● EXERCISE:
Please print every record below exactly as it appears.
(Beginning of DATA PROVIDED)
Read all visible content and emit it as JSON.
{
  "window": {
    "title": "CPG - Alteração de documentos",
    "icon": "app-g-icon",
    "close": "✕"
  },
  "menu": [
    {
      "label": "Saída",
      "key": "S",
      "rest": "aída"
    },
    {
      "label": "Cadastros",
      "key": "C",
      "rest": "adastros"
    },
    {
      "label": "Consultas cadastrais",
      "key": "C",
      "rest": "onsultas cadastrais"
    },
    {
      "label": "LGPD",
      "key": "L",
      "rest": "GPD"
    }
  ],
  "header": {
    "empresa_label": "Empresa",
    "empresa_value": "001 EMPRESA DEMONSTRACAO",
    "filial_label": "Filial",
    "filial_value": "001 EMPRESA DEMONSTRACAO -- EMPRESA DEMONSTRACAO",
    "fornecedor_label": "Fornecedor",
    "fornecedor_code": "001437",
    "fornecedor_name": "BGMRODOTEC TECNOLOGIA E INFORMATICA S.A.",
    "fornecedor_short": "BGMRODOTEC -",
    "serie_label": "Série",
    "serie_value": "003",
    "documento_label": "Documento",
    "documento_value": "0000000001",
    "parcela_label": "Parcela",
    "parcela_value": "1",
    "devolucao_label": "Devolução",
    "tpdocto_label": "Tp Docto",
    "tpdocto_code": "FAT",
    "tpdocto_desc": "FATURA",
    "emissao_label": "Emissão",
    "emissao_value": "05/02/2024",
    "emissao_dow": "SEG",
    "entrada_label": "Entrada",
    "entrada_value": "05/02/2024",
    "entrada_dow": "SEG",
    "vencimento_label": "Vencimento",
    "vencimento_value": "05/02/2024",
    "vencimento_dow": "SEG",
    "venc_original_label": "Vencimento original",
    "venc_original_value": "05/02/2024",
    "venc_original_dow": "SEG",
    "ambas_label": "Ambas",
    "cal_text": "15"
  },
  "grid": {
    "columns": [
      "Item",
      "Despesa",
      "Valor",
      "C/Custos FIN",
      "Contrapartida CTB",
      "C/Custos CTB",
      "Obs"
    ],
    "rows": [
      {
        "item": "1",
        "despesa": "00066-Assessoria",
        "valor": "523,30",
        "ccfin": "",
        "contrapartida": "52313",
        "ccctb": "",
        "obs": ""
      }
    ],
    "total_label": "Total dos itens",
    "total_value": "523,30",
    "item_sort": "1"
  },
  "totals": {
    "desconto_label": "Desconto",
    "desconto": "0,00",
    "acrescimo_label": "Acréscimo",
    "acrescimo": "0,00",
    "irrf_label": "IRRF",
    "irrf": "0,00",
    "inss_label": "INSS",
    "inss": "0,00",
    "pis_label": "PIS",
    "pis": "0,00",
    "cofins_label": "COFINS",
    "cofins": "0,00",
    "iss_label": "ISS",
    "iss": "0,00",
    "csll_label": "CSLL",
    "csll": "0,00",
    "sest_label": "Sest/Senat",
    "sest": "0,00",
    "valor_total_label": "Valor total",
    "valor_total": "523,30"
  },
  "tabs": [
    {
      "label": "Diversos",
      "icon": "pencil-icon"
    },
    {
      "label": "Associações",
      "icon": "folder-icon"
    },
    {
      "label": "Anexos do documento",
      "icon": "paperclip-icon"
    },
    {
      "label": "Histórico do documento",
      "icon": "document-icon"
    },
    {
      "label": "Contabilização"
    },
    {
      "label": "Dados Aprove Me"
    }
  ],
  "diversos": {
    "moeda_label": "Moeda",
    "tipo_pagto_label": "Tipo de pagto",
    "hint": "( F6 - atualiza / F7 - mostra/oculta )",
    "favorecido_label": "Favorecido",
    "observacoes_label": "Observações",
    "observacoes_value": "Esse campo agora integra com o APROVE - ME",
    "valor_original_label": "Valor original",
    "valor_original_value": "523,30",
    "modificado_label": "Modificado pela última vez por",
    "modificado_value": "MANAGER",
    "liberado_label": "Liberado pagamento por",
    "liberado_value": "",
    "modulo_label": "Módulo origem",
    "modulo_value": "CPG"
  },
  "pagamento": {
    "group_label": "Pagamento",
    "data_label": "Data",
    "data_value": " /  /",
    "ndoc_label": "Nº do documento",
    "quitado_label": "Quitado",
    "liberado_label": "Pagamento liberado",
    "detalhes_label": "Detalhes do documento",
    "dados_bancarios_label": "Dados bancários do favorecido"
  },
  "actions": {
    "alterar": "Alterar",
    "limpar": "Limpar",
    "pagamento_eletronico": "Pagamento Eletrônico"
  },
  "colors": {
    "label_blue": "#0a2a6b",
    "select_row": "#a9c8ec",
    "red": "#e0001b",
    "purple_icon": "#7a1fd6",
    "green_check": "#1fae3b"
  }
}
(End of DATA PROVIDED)
● RESPONSE TO THIS EXERCISE:
Read all visible content and emit it as JSON.
{
  "window": {
    "title": "CPG - Alteração de documentos",
    "icon": "app-g-icon",
    "close": "✕"
  },
  "menu": [
    {
      "label": "Saída",
      "key": "S",
      "rest": "aída"
    },
    {
      "label": "Cadastros",
      "key": "C",
      "rest": "adastros"
    },
    {
      "label": "Consultas cadastrais",
      "key": "C",
      "rest": "onsultas cadastrais"
    },
    {
      "label": "LGPD",
      "key": "L",
      "rest": "GPD"
    }
  ],
  "header": {
    "empresa_label": "Empresa",
    "empresa_value": "001 EMPRESA DEMONSTRACAO",
    "filial_label": "Filial",
    "filial_value": "001 EMPRESA DEMONSTRACAO -- EMPRESA DEMONSTRACAO",
    "fornecedor_label": "Fornecedor",
    "fornecedor_code": "001437",
    "fornecedor_name": "BGMRODOTEC TECNOLOGIA E INFORMATICA S.A.",
    "fornecedor_short": "BGMRODOTEC -",
    "serie_label": "Série",
    "serie_value": "003",
    "documento_label": "Documento",
    "documento_value": "0000000001",
    "parcela_label": "Parcela",
    "parcela_value": "1",
    "devolucao_label": "Devolução",
    "tpdocto_label": "Tp Docto",
    "tpdocto_code": "FAT",
    "tpdocto_desc": "FATURA",
    "emissao_label": "Emissão",
    "emissao_value": "05/02/2024",
    "emissao_dow": "SEG",
    "entrada_label": "Entrada",
    "entrada_value": "05/02/2024",
    "entrada_dow": "SEG",
    "vencimento_label": "Vencimento",
    "vencimento_value": "05/02/2024",
    "vencimento_dow": "SEG",
    "venc_original_label": "Vencimento original",
    "venc_original_value": "05/02/2024",
    "venc_original_dow": "SEG",
    "ambas_label": "Ambas",
    "cal_text": "15"
  },
  "grid": {
    "columns": [
      "Item",
      "Despesa",
      "Valor",
      "C/Custos FIN",
      "Contrapartida CTB",
      "C/Custos CTB",
      "Obs"
    ],
    "rows": [
      {
        "item": "1",
        "despesa": "00066-Assessoria",
        "valor": "523,30",
        "ccfin": "",
        "contrapartida": "52313",
        "ccctb": "",
        "obs": ""
      }
    ],
    "total_label": "Total dos itens",
    "total_value": "523,30",
    "item_sort": "1"
  },
  "totals": {
    "desconto_label": "Desconto",
    "desconto": "0,00",
    "acrescimo_label": "Acréscimo",
    "acrescimo": "0,00",
    "irrf_label": "IRRF",
    "irrf": "0,00",
    "inss_label": "INSS",
    "inss": "0,00",
    "pis_label": "PIS",
    "pis": "0,00",
    "cofins_label": "COFINS",
    "cofins": "0,00",
    "iss_label": "ISS",
    "iss": "0,00",
    "csll_label": "CSLL",
    "csll": "0,00",
    "sest_label": "Sest/Senat",
    "sest": "0,00",
    "valor_total_label": "Valor total",
    "valor_total": "523,30"
  },
  "tabs": [
    {
      "label": "Diversos",
      "icon": "pencil-icon"
    },
    {
      "label": "Associações",
      "icon": "folder-icon"
    },
    {
      "label": "Anexos do documento",
      "icon": "paperclip-icon"
    },
    {
      "label": "Histórico do documento",
      "icon": "document-icon"
    },
    {
      "label": "Contabilização"
    },
    {
      "label": "Dados Aprove Me"
    }
  ],
  "diversos": {
    "moeda_label": "Moeda",
    "tipo_pagto_label": "Tipo de pagto",
    "hint": "( F6 - atualiza / F7 - mostra/oculta )",
    "favorecido_label": "Favorecido",
    "observacoes_label": "Observações",
    "observacoes_value": "Esse campo agora integra com o APROVE - ME",
    "valor_original_label": "Valor original",
    "valor_original_value": "523,30",
    "modificado_label": "Modificado pela última vez por",
    "modificado_value": "MANAGER",
    "liberado_label": "Liberado pagamento por",
    "liberado_value": "",
    "modulo_label": "Módulo origem",
    "modulo_value": "CPG"
  },
  "pagamento": {
    "group_label": "Pagamento",
    "data_label": "Data",
    "data_value": " /  /",
    "ndoc_label": "Nº do documento",
    "quitado_label": "Quitado",
    "liberado_label": "Pagamento liberado",
    "detalhes_label": "Detalhes do documento",
    "dados_bancarios_label": "Dados bancários do favorecido"
  },
  "actions": {
    "alterar": "Alterar",
    "limpar": "Limpar",
    "pagamento_eletronico": "Pagamento Eletrônico"
  },
  "colors": {
    "label_blue": "#0a2a6b",
    "select_row": "#a9c8ec",
    "red": "#e0001b",
    "purple_icon": "#7a1fd6",
    "green_check": "#1fae3b"
  }
}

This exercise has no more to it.